Back in 2015 I informed my people of my intention to 'retire' from my London way of life. Amongst other things I said: 'The sense of freedom and possibility is vast. My intention is to travel, slowly, to some places that interest me, but really my intentions are less about DOING new things and more about exploring new ways of BEING.'
Since then I've discovered how much I enjoy a slower rhythm than I danced to in the past. Almost everything I do, I now like to do sloow-ly. I'm much more present. I enjoy noticing. It has therefore been extremely interesting to speed up again for a period here in Central America and to notice how uncomfortable that now feels to me.
'This is called mindfulness, awareness, curiosity, inquisitiveness, paying attention. Whatever we call it, it's a very helpful practice.' (Pema Chödrön)
Something else that's become a priority in recent years is striving for relationships with self and others that are intentional, mindful and consensual. A key guiding principle is about looking for consensual pathways through differences.
'Explore how you can engage without stepping over boundaries and personal beliefs. Rather than looking for compromises in every situation, let loved ones choose paths that keep their integrity intact, without letting this mean a crisis for the relationship.' (Andie Nordgren, in their Manifesto for Relationship Anarchy)
At times this principle comes into conflict with another, much longer-held guiding principle: doing what I said I'd do. This was the tension happening in my head when pondering how to manage the unexpectedly different ways Claire and I enjoy travelling: I think she was as genuinely surprised to realise I hoped to do more than pedal, refuel and sleep as I was to realise she hadn't reckoned on that.

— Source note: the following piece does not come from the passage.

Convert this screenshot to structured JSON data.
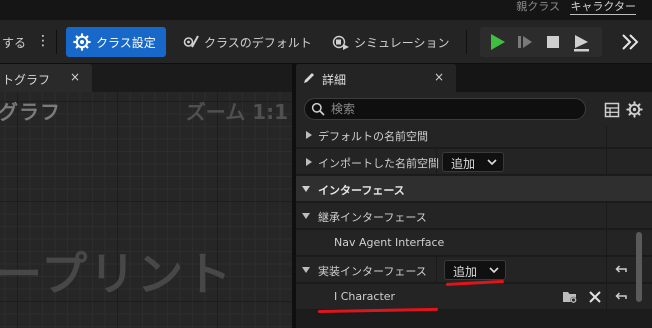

As a relationship activist I spend a lot of time urging people (online and occasionally through workshops) to get clear about how they prefer to live and love, and to surround themselves with compatible folks. I've articulated my own approach in my personal user manual. For example nowadays I don't go on dates with folks who aspire to the relationship escalator. I'll admit, therefore, to being taken aback and slightly disappointed in myself to realise the number of what I'll call 'fundamental rhythms' Claire and I (despite the best of intentions) omitted to discuss before we set off, how uncomfortable it felt to compromise on certain rhythms (not all of them; for example I enjoyed getting up about three hours earlier than I normally would, and am grateful for all the coffee that made this possible!), and - most disappointing of all - how difficult I found it to articulate my discomfort.
To make sure I learn the lessons of this experience - and perhaps to help others navigate similar scenarios - I've come up with a tool for potential bicycle-travelling buddies. #relationshipgeek

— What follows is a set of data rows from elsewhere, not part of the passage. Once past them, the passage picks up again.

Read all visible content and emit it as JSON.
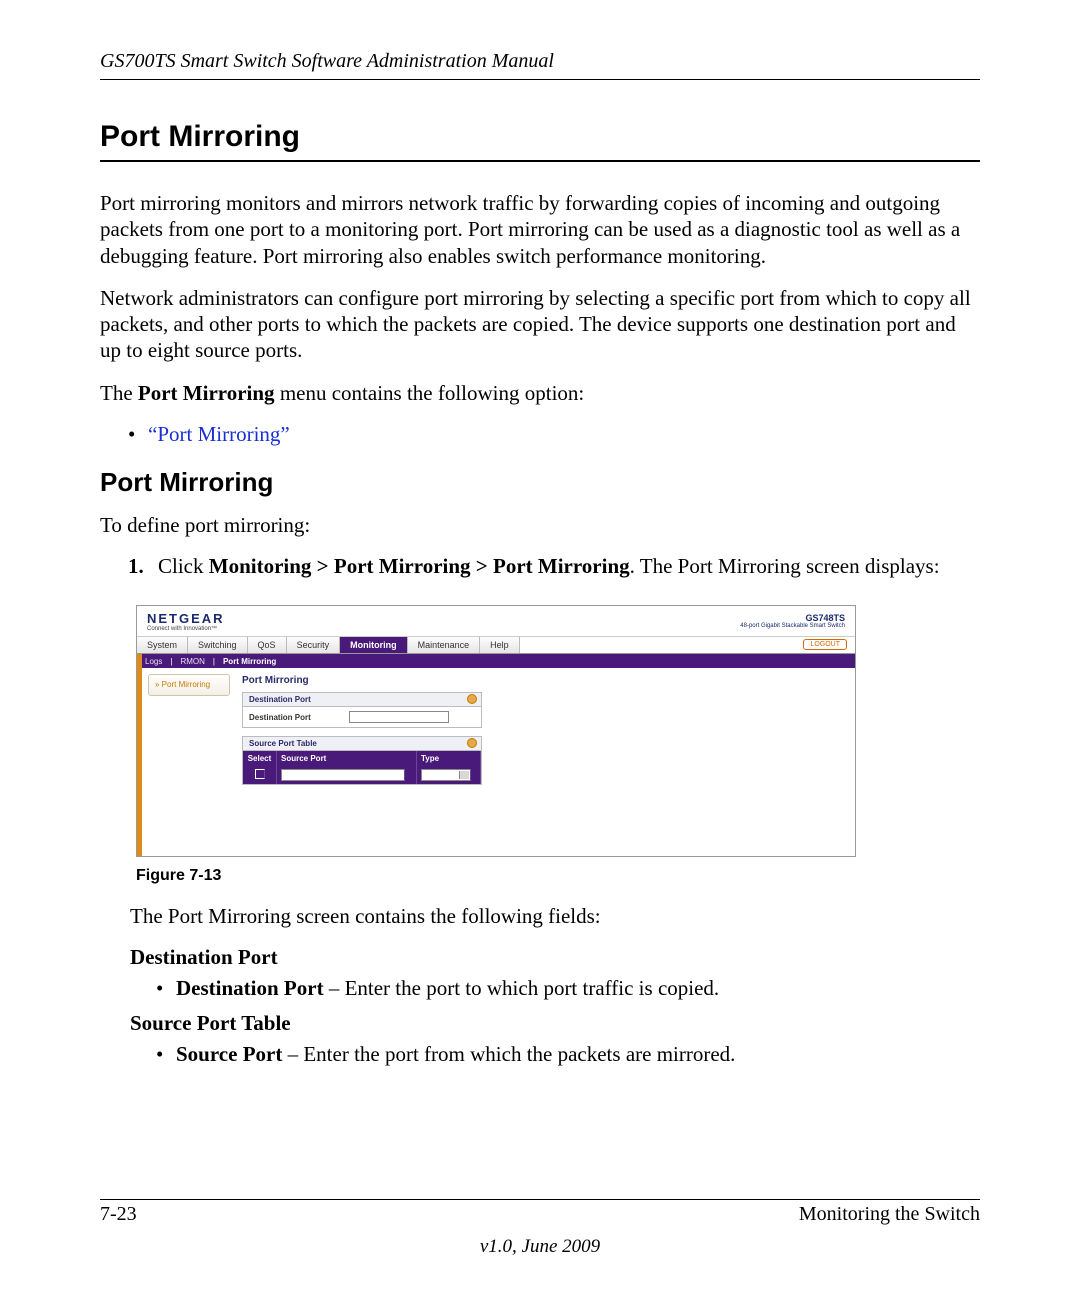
{
  "header": {
    "manual_title": "GS700TS Smart Switch Software Administration Manual"
  },
  "section": {
    "title": "Port Mirroring"
  },
  "paragraphs": {
    "p1": "Port mirroring monitors and mirrors network traffic by forwarding copies of incoming and outgoing packets from one port to a monitoring port. Port mirroring can be used as a diagnostic tool as well as a debugging feature. Port mirroring also enables switch performance monitoring.",
    "p2": "Network administrators can configure port mirroring by selecting a specific port from which to copy all packets, and other ports to which the packets are copied. The device supports one destination port and up to eight source ports.",
    "p3_prefix": "The ",
    "p3_bold": "Port Mirroring",
    "p3_suffix": " menu contains the following option:",
    "link1": "“Port Mirroring”"
  },
  "subsection": {
    "title": "Port Mirroring",
    "intro": "To define port mirroring:",
    "step1_prefix": "Click ",
    "step1_bold": "Monitoring > Port Mirroring > Port Mirroring",
    "step1_suffix": ". The Port Mirroring screen displays:"
  },
  "figure": {
    "caption": "Figure 7-13",
    "logo": "NETGEAR",
    "logo_sub": "Connect with Innovation™",
    "model": "GS748TS",
    "model_sub": "48-port Gigabit Stackable Smart Switch",
    "tabs": [
      "System",
      "Switching",
      "QoS",
      "Security",
      "Monitoring",
      "Maintenance",
      "Help"
    ],
    "active_tab_index": 4,
    "logout": "LOGOUT",
    "subtabs": [
      "Logs",
      "RMON",
      "Port Mirroring"
    ],
    "active_subtab_index": 2,
    "side_item": "» Port Mirroring",
    "panel_title": "Port Mirroring",
    "box1_header": "Destination Port",
    "box1_label": "Destination Port",
    "box2_header": "Source Port Table",
    "thead": {
      "select": "Select",
      "source": "Source Port",
      "type": "Type"
    }
  },
  "after_figure": {
    "p": "The Port Mirroring screen contains the following fields:",
    "dest_hdr": "Destination Port",
    "dest_bullet_bold": "Destination Port",
    "dest_bullet_rest": " – Enter the port to which port traffic is copied.",
    "src_hdr": "Source Port Table",
    "src_bullet_bold": "Source Port",
    "src_bullet_rest": " – Enter the port from which the packets are mirrored."
  },
  "footer": {
    "page": "7-23",
    "chapter": "Monitoring the Switch",
    "version": "v1.0, June 2009"
  }
}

You know how countries often have a ubiquitous tourist t-shirt with the local beer brand on it or a particular slogan? Here in Costa Rica it's a picture of a sloth on a bicycle (sometimes with a surfboard) and the local slogan 'pura vida' (pure life). This seems so extraordinarily fitting to my current circumstances I may get one!
On my second day of slothdom in Costa Rica, Fate decided I hadn't slowed back down quite enough, so while cooling off in a gorgeous river she snatched my crucial prescription sunglasses out of of my grasp and hurled them down some rapids. I thus have to wait a week here near Volcan Arenal - out of the sun of course - until my new pair is ready. The optometrist also found indicators of possible glaucoma (which my great-uncle had); not a diagnosis but something to investigate when I'm in Blighty this summer. (Yes I pay UK tax!)
Needless to say I've had no difficulty coming up with a list of ways to fill a week, both DOING (free swimming in more crystal clear rivers, river tubing, free hot springs, cycling round Arenal to check out her lava flows, blogging, catching up with some of my peeps, making plans for the spring and summer...) and BEING (reading, writing, looking at the view, listening to toucans, clay-coloured thrushes and other birdsong, working on my Spanish, eating delicious Tico food...) It's a hard life being a sloth with a bicycle, but someone has to do it...